(Excerpts from an interface dataset)
● ● ●

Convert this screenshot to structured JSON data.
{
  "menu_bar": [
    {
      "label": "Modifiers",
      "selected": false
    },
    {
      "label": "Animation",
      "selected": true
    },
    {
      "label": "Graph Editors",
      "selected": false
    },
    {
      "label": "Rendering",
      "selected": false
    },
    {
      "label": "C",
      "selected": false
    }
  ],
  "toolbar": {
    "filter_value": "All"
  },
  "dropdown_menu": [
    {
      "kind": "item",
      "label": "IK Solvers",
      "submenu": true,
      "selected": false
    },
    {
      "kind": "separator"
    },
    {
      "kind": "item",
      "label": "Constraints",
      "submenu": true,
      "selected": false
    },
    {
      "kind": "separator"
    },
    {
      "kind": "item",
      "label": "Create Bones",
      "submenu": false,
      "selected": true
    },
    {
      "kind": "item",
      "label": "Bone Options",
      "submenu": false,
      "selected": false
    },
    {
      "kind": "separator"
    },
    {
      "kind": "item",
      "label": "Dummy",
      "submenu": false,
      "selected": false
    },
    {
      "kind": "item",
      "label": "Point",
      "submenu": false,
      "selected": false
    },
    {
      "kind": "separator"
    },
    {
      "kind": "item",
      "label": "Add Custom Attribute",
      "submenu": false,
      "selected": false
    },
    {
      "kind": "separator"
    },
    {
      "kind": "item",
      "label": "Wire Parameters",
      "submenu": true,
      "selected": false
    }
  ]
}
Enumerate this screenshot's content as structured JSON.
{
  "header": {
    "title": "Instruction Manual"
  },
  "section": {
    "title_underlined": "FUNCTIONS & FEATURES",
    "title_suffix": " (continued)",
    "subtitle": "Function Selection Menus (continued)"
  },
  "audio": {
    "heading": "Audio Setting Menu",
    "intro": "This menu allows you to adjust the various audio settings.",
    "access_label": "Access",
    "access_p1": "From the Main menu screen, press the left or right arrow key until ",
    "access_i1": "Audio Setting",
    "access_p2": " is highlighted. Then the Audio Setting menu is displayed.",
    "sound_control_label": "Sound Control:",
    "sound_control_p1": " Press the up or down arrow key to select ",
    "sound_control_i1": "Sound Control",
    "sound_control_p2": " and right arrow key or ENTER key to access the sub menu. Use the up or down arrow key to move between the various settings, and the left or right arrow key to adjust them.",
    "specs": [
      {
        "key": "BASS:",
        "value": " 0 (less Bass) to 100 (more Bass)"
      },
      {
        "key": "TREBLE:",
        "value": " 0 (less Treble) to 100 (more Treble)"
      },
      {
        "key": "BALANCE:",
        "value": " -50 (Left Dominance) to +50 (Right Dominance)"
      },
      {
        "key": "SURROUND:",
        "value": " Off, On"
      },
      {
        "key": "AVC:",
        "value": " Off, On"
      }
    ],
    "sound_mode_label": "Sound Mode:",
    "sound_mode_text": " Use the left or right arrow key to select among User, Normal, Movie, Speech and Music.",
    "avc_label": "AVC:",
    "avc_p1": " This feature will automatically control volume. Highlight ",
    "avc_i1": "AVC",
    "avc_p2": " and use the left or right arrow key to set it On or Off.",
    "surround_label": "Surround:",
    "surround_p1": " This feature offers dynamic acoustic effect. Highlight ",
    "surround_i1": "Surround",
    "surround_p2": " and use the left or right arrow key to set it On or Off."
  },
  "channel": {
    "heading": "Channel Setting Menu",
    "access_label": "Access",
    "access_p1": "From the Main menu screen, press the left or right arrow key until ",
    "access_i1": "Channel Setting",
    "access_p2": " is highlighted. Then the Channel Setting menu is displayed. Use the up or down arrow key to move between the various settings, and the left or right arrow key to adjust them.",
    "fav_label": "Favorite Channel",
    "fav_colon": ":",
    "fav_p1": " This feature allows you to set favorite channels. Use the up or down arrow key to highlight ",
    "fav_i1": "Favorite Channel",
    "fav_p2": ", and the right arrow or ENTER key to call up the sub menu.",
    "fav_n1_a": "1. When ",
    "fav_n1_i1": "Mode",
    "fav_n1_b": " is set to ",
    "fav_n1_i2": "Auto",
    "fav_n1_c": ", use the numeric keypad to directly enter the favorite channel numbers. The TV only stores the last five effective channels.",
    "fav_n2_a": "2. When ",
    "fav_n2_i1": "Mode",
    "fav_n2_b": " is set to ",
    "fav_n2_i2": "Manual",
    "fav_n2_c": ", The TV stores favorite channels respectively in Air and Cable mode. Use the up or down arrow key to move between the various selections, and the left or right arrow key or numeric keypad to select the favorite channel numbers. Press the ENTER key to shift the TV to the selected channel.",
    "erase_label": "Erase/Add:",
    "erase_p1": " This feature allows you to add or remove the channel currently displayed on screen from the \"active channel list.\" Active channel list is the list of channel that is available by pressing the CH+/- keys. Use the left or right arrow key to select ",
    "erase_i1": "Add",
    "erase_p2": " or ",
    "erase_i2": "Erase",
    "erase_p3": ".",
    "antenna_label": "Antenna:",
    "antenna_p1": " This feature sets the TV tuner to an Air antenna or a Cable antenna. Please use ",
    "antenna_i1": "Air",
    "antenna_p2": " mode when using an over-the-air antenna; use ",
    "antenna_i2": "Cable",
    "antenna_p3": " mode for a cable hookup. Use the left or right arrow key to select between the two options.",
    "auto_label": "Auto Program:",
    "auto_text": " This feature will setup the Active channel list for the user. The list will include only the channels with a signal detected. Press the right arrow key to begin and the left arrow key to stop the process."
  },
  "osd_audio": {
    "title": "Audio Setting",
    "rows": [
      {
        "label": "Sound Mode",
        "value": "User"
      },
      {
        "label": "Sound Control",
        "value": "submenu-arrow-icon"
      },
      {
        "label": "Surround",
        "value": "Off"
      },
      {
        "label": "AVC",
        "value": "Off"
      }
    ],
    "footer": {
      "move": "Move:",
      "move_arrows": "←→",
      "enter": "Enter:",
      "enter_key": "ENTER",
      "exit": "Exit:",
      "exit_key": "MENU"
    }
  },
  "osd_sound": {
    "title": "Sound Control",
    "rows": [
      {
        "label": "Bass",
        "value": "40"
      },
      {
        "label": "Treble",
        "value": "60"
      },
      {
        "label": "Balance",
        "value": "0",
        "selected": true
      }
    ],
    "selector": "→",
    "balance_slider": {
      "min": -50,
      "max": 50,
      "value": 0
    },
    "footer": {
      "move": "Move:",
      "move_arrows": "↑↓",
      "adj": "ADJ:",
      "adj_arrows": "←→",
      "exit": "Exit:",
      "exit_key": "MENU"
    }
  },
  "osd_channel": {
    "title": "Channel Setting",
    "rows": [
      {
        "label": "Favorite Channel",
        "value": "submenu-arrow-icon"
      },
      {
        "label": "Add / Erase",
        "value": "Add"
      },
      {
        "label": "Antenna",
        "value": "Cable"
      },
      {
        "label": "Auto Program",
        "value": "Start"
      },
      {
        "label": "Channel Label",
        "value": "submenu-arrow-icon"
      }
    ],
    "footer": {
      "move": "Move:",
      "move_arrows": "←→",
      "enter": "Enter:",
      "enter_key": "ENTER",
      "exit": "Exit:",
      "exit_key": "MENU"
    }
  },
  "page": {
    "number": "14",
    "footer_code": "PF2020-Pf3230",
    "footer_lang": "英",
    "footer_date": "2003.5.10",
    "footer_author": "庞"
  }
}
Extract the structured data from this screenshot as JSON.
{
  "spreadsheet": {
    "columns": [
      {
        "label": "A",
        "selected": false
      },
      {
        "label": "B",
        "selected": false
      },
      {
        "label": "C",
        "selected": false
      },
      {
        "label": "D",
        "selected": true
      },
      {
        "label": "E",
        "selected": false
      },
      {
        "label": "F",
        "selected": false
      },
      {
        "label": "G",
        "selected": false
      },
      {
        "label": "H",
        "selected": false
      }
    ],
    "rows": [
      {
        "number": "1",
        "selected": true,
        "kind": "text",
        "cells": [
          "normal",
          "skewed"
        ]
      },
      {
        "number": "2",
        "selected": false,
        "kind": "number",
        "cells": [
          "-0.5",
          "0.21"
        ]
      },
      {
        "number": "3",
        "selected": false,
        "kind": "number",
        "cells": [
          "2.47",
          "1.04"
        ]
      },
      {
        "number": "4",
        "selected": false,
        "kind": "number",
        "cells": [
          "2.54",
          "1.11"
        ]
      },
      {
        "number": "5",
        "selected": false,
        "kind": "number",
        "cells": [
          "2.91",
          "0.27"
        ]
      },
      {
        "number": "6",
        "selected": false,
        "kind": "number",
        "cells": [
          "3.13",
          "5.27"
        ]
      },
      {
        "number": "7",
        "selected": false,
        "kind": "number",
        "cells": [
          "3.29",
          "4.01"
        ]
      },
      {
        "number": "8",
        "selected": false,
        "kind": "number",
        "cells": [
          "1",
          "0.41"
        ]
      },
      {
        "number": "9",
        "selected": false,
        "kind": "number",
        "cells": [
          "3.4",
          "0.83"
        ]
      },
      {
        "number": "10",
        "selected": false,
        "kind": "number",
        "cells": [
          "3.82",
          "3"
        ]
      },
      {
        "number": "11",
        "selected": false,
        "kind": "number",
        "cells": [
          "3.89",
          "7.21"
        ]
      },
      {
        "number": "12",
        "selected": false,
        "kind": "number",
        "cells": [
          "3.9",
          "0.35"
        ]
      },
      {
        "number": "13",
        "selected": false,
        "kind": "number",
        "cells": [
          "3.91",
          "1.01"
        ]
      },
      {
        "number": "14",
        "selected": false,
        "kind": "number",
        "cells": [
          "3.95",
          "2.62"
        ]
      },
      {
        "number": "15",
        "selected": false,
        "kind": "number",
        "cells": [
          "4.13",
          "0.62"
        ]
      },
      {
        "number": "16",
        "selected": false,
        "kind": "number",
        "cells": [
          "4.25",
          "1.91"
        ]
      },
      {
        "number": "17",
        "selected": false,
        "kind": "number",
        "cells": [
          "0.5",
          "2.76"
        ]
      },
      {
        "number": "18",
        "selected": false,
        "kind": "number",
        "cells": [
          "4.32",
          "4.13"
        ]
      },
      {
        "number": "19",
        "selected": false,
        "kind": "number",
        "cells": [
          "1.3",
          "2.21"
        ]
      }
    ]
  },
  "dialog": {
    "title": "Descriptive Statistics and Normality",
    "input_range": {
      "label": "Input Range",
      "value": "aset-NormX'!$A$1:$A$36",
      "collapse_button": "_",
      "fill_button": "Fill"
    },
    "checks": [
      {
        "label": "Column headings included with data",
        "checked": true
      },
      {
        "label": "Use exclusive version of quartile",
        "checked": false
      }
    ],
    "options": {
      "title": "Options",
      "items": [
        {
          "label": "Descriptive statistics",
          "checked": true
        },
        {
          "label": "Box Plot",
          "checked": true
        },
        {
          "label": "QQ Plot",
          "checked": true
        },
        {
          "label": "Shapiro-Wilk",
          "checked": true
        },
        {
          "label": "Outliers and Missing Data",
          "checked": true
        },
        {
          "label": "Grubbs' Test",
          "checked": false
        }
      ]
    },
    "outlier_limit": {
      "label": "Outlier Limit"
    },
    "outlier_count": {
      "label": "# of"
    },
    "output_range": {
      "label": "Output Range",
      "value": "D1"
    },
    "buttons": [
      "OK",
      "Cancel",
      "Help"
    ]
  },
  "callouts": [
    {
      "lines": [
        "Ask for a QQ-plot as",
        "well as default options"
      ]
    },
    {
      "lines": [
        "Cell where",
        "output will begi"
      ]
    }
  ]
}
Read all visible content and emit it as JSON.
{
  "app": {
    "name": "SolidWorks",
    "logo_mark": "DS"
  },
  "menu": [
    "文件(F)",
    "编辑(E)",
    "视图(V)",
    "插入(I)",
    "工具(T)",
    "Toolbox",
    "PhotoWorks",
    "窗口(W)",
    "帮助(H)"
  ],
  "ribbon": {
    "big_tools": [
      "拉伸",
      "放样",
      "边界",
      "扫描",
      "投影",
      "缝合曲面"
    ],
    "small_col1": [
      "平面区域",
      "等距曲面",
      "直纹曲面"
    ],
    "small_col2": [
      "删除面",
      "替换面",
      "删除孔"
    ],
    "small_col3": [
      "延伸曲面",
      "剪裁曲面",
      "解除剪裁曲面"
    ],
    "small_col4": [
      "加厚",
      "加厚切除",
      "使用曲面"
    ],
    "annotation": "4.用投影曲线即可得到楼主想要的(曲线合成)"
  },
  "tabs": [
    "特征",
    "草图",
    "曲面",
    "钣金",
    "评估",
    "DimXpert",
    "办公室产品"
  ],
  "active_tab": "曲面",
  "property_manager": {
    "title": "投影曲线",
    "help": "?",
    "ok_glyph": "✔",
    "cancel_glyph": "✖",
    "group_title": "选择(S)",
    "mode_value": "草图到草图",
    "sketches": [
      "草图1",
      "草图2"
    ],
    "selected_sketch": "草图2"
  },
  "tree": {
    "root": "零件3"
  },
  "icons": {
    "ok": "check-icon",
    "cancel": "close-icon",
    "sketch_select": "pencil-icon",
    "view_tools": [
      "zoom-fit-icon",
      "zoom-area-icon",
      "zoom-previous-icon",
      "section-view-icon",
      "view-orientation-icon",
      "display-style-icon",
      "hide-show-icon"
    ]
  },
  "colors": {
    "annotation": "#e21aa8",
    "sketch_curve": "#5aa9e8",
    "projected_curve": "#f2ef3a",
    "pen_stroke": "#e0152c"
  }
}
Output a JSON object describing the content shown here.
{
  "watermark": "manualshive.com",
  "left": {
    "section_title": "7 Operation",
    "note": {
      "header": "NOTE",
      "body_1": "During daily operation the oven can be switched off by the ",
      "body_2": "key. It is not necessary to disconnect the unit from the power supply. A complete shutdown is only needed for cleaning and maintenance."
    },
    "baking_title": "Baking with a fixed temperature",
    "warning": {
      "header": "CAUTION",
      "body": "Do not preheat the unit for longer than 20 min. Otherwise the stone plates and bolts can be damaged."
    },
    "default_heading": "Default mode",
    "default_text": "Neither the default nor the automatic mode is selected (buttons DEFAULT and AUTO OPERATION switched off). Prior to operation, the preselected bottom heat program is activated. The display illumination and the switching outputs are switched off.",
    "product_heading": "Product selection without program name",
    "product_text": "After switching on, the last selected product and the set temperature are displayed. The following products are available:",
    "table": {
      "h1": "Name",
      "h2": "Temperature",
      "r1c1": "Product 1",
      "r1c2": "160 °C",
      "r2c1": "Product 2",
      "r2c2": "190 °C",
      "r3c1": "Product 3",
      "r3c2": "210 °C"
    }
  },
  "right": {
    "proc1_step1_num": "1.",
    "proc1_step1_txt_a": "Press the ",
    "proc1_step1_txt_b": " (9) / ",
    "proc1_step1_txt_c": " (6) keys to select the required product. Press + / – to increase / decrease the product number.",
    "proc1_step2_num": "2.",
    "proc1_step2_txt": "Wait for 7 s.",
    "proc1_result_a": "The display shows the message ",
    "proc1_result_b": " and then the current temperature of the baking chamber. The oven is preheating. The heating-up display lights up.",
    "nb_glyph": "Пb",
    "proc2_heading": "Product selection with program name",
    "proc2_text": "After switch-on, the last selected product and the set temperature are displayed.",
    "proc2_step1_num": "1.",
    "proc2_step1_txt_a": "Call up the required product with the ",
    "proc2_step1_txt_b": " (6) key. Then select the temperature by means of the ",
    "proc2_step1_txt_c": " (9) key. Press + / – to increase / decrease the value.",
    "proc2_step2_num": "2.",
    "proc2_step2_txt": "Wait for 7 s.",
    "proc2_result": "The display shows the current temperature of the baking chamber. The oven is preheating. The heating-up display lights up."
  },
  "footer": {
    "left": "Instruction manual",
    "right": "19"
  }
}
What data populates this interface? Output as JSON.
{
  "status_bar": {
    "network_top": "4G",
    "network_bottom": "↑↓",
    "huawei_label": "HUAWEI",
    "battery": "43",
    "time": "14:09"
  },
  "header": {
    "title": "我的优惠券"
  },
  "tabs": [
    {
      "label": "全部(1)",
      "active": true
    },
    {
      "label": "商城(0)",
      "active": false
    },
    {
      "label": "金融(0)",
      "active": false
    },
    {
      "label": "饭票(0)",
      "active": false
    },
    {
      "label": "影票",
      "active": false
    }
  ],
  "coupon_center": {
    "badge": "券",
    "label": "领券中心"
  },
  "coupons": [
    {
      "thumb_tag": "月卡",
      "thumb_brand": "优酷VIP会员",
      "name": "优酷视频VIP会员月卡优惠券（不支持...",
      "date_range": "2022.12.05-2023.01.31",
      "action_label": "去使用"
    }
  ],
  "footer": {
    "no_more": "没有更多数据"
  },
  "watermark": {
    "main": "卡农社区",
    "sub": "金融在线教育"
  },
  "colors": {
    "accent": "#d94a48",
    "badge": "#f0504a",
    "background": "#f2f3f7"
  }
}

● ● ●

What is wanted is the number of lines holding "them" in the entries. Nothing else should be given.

# [Solution to this exercise]
2